**What is being asked**:
In the listing below, locate the lines bearing the word "from". Copy every one of them.
▽
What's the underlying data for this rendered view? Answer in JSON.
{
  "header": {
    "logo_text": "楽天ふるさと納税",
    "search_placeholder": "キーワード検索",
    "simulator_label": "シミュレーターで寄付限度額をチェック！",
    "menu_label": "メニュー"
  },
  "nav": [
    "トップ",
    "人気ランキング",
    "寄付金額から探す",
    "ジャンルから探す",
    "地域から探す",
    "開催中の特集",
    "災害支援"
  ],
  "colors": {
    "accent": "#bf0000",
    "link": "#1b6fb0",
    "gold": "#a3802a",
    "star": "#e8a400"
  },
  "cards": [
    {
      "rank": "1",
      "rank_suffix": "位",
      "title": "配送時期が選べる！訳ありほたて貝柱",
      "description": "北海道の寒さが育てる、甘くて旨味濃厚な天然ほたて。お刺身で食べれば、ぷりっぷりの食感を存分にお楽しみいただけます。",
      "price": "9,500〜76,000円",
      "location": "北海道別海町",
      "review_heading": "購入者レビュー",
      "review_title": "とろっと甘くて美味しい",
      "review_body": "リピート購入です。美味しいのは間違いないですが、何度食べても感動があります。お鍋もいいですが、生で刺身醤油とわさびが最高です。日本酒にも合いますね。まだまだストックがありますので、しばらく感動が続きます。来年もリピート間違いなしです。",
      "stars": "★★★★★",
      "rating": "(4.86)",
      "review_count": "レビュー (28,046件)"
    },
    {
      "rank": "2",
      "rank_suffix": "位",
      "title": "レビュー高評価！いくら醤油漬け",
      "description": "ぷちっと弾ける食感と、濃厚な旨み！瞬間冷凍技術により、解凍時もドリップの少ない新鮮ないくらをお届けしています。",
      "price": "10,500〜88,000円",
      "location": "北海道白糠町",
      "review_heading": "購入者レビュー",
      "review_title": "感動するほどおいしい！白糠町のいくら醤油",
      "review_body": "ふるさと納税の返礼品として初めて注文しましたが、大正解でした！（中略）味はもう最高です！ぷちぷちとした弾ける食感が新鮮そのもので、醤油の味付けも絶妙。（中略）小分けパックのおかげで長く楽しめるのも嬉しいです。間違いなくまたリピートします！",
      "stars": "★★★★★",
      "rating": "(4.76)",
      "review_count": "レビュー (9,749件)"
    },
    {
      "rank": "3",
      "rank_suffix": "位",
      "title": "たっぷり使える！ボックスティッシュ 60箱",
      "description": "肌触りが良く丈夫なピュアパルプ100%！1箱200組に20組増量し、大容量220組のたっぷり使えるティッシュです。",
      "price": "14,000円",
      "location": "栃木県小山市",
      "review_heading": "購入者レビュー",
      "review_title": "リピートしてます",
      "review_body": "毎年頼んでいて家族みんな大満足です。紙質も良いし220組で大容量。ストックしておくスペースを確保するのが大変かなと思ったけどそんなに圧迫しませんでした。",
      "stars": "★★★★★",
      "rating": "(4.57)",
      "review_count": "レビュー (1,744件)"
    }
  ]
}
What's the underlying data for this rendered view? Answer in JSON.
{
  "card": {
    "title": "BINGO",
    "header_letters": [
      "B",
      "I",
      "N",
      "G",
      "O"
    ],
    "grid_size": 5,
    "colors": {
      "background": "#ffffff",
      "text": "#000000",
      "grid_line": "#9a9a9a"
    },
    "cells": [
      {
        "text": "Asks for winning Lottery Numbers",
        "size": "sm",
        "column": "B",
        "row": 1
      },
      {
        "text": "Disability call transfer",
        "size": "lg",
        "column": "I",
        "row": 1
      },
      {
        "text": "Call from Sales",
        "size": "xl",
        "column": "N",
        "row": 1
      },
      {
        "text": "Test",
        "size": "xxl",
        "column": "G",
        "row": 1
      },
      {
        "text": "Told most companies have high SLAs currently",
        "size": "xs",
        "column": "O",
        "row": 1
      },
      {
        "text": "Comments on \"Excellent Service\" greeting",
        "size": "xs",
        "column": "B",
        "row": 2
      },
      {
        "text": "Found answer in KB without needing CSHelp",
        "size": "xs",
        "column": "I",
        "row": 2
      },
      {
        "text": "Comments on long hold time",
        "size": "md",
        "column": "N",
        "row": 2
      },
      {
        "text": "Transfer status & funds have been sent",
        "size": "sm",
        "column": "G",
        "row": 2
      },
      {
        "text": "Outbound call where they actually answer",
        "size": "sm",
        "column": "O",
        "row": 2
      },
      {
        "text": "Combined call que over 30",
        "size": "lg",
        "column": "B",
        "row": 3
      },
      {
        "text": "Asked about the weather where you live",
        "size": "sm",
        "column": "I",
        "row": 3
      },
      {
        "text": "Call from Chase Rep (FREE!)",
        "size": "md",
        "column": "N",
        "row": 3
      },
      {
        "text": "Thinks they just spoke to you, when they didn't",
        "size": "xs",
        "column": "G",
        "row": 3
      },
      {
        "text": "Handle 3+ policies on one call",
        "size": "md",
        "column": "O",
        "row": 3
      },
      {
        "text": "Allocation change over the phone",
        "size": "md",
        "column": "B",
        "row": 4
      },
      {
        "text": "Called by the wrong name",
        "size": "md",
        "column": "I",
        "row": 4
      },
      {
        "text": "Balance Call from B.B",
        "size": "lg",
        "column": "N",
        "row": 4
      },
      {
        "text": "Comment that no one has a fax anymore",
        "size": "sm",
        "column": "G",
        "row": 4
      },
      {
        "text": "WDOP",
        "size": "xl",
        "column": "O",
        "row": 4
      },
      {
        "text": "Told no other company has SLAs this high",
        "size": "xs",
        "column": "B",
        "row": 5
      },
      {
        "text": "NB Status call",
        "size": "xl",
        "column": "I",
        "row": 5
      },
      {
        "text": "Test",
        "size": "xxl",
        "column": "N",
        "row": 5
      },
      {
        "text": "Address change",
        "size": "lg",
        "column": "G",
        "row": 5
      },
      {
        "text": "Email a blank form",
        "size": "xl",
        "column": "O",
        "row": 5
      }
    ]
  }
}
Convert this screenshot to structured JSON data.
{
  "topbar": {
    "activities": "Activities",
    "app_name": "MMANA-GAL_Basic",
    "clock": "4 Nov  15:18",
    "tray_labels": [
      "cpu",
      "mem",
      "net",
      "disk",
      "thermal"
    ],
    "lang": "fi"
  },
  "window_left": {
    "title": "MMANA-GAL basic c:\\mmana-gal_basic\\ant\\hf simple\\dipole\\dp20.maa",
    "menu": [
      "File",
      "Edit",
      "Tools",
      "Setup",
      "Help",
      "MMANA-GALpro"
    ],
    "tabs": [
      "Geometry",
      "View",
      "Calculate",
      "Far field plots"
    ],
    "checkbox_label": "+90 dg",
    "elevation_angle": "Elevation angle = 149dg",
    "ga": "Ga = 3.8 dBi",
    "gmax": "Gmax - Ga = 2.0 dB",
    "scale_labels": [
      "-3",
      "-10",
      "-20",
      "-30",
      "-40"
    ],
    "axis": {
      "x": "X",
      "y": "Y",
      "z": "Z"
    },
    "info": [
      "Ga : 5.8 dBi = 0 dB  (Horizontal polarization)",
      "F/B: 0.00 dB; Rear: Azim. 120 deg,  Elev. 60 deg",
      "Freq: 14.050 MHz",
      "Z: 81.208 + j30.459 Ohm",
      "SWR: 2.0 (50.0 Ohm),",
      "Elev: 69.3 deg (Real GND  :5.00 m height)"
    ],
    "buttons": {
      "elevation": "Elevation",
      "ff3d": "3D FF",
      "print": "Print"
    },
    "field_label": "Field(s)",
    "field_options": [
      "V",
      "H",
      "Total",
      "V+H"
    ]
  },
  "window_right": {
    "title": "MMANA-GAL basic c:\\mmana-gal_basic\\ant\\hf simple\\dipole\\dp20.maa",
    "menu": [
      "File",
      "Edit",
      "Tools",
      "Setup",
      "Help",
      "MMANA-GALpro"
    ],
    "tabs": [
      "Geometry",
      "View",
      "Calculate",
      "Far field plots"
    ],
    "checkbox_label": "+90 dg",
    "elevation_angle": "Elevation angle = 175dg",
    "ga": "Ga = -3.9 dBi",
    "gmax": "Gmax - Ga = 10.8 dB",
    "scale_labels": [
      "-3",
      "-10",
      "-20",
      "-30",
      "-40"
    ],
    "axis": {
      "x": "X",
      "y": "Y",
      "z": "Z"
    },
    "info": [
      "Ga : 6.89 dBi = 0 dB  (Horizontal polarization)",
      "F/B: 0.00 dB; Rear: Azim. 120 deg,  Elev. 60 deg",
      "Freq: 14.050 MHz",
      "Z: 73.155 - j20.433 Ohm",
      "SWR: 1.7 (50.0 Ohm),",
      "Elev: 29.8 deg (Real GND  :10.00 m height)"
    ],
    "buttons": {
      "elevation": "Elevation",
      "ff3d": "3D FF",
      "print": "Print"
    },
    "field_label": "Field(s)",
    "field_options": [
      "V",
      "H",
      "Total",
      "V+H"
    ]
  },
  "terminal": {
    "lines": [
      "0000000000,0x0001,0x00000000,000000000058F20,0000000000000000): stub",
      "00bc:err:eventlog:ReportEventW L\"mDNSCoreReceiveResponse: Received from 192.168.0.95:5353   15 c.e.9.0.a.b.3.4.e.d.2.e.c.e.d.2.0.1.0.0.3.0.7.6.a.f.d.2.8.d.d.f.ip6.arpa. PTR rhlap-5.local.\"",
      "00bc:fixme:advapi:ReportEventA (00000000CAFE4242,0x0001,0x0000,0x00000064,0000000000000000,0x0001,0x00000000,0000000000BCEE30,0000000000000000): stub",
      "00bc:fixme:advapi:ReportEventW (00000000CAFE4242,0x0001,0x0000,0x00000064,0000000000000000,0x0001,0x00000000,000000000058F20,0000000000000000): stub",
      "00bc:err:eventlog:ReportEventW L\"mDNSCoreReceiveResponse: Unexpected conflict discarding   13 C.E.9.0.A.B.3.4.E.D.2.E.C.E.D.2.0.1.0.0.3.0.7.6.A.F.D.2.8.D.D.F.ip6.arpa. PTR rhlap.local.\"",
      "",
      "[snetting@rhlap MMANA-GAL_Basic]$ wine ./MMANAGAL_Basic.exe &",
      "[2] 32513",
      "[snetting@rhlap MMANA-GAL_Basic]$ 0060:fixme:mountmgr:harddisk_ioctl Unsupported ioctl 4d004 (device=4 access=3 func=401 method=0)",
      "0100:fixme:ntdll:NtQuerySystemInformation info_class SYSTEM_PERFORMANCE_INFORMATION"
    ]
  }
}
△
**Finished task**:
        "text": "Call from Sales",
        "text": "Call from Chase Rep (FREE!)",
        "text": "Balance Call from B.B",
      "00bc:err:eventlog:ReportEventW L\"mDNSCoreReceiveResponse: Received from 192.168.0.95:5353   15 c.e.9.0.a.b.3.4.e.d.2.e.c.e.d.2.0.1.0.0.3.0.7.6.a.f.d.2.8.d.d.f.ip6.arpa. PTR rhlap-5.local.\"",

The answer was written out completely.